» **ABOUT THIS TASK**
Search the records for the string "JSON", and show each line where it appears.

===============

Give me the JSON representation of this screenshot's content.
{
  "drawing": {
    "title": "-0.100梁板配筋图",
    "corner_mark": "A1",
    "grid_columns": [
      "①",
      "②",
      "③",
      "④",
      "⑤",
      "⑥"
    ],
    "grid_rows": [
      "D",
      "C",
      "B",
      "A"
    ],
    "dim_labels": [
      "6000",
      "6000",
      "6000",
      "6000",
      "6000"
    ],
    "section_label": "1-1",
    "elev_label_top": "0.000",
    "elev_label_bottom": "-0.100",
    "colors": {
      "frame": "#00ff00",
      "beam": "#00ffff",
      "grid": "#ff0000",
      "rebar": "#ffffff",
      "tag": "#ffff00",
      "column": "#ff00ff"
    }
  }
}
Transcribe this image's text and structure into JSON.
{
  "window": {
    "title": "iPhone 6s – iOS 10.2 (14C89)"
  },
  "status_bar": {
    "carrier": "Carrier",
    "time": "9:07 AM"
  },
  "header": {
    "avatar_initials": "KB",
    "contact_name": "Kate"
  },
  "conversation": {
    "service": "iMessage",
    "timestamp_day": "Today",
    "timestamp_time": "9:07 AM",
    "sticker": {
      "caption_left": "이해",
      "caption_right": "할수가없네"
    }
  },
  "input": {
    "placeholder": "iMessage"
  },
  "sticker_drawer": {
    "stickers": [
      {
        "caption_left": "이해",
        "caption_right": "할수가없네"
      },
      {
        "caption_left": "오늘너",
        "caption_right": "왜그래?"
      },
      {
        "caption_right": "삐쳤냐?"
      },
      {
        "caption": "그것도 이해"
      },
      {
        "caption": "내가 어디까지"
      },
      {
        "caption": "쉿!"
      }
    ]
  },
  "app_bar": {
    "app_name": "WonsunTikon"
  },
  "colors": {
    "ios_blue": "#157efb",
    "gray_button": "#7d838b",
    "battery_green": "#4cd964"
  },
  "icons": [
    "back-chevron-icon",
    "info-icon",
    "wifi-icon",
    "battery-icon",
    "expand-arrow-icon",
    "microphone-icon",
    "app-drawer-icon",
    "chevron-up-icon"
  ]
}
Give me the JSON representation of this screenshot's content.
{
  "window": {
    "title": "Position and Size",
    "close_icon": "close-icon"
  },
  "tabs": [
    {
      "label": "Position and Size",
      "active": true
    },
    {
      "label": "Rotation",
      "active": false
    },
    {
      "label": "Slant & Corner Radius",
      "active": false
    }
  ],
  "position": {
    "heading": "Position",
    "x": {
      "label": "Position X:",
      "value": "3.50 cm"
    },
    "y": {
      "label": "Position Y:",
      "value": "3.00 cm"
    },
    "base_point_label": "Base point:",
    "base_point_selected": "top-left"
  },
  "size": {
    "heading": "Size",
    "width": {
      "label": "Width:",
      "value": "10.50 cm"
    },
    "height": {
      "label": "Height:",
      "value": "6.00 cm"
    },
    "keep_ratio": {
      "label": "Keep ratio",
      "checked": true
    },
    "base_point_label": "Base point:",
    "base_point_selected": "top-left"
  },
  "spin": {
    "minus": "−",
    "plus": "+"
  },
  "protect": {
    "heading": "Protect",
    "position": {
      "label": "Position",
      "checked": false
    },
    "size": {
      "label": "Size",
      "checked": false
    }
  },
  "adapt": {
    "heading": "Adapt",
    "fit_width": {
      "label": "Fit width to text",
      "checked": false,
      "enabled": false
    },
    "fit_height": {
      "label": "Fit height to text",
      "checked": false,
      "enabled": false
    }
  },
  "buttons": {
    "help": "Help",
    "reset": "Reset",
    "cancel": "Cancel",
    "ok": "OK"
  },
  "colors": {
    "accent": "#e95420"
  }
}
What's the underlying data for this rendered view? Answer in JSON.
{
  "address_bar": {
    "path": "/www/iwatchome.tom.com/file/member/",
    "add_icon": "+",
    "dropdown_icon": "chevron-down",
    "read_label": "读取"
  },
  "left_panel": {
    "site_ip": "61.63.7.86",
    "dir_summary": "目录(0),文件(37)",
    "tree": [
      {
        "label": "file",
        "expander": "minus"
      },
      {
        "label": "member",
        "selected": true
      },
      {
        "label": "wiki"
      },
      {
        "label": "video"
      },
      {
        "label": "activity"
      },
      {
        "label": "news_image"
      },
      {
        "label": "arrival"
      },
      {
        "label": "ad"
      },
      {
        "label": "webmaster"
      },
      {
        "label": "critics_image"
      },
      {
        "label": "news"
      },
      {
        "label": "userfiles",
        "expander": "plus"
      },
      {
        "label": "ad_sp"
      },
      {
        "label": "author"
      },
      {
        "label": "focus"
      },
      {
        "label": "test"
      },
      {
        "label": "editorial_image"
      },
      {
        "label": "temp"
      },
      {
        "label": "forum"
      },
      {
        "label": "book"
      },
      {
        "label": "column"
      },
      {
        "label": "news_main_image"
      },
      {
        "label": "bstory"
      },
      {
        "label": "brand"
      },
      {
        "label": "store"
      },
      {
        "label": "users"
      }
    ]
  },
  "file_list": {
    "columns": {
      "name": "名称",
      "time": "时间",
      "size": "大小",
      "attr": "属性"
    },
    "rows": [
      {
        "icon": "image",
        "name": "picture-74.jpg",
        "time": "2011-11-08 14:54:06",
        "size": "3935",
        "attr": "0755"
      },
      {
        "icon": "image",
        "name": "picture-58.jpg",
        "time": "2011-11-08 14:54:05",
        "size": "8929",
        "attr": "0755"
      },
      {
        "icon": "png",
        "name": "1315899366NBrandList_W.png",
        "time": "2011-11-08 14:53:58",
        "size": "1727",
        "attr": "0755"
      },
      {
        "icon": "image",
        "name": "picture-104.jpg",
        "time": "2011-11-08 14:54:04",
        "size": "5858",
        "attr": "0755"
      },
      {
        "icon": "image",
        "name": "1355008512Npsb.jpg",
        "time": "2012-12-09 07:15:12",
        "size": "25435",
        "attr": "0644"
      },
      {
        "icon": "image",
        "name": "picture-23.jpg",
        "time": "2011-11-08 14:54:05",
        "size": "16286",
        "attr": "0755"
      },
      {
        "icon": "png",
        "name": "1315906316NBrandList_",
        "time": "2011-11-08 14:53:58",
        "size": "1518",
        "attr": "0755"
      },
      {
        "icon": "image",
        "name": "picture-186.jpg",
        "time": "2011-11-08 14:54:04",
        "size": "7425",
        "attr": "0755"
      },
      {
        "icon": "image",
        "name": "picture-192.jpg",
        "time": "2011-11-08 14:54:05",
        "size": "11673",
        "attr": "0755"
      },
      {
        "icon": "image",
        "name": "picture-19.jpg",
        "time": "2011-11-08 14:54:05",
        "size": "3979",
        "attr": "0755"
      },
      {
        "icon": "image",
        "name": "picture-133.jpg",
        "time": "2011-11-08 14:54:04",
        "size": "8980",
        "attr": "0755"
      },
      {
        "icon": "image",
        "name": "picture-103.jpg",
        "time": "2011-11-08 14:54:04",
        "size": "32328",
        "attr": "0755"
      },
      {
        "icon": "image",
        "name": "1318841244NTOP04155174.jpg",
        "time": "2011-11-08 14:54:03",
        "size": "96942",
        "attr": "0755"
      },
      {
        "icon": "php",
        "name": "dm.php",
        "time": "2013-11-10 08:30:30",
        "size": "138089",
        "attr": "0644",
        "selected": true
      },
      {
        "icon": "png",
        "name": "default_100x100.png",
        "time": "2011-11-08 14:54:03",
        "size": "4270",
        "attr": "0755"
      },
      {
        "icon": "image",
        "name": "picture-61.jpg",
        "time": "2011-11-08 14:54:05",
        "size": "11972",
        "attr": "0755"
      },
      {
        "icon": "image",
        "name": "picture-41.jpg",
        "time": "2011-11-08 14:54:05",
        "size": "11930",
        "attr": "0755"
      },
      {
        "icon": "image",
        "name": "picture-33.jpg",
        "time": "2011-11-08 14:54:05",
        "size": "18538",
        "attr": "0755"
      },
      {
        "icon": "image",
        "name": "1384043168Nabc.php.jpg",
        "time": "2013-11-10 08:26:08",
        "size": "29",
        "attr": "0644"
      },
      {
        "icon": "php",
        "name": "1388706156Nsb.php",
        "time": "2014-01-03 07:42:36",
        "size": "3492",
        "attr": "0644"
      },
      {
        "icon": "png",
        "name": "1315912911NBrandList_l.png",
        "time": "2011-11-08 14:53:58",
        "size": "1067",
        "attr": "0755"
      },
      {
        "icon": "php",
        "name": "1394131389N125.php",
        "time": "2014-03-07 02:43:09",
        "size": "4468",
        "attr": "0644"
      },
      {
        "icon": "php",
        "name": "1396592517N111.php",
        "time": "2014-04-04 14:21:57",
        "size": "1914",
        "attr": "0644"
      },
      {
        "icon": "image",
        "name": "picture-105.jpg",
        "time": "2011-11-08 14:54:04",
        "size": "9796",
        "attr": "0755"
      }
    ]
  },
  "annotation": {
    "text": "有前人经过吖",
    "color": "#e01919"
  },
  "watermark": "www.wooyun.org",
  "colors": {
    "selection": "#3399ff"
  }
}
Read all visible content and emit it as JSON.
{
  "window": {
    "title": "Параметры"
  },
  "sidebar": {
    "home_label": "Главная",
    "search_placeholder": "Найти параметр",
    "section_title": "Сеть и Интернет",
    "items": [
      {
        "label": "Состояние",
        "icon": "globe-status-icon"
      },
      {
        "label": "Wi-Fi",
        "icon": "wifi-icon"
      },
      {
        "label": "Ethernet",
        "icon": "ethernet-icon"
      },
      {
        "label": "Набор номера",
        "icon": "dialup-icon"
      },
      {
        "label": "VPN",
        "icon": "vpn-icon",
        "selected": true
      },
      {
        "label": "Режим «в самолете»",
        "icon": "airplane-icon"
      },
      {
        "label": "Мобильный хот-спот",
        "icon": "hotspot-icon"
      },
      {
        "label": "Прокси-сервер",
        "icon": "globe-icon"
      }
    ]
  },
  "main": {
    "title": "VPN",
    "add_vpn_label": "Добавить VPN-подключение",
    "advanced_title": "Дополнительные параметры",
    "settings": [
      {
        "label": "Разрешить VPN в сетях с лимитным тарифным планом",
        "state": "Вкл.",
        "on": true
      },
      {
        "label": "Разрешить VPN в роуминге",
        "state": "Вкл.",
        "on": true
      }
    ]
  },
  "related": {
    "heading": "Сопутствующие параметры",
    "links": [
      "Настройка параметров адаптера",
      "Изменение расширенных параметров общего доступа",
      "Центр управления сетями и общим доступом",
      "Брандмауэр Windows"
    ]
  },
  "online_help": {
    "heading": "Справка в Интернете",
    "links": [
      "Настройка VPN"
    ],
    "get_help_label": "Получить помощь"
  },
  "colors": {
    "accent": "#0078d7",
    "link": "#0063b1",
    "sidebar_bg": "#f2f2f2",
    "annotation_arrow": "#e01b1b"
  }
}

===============

» **ANSWER TO THE EXERCISE**
Give me the JSON representation of this screenshot's content.
Transcribe this image's text and structure into JSON.
Give me the JSON representation of this screenshot's content.
What's the underlying data for this rendered view? Answer in JSON.
Read all visible content and emit it as JSON.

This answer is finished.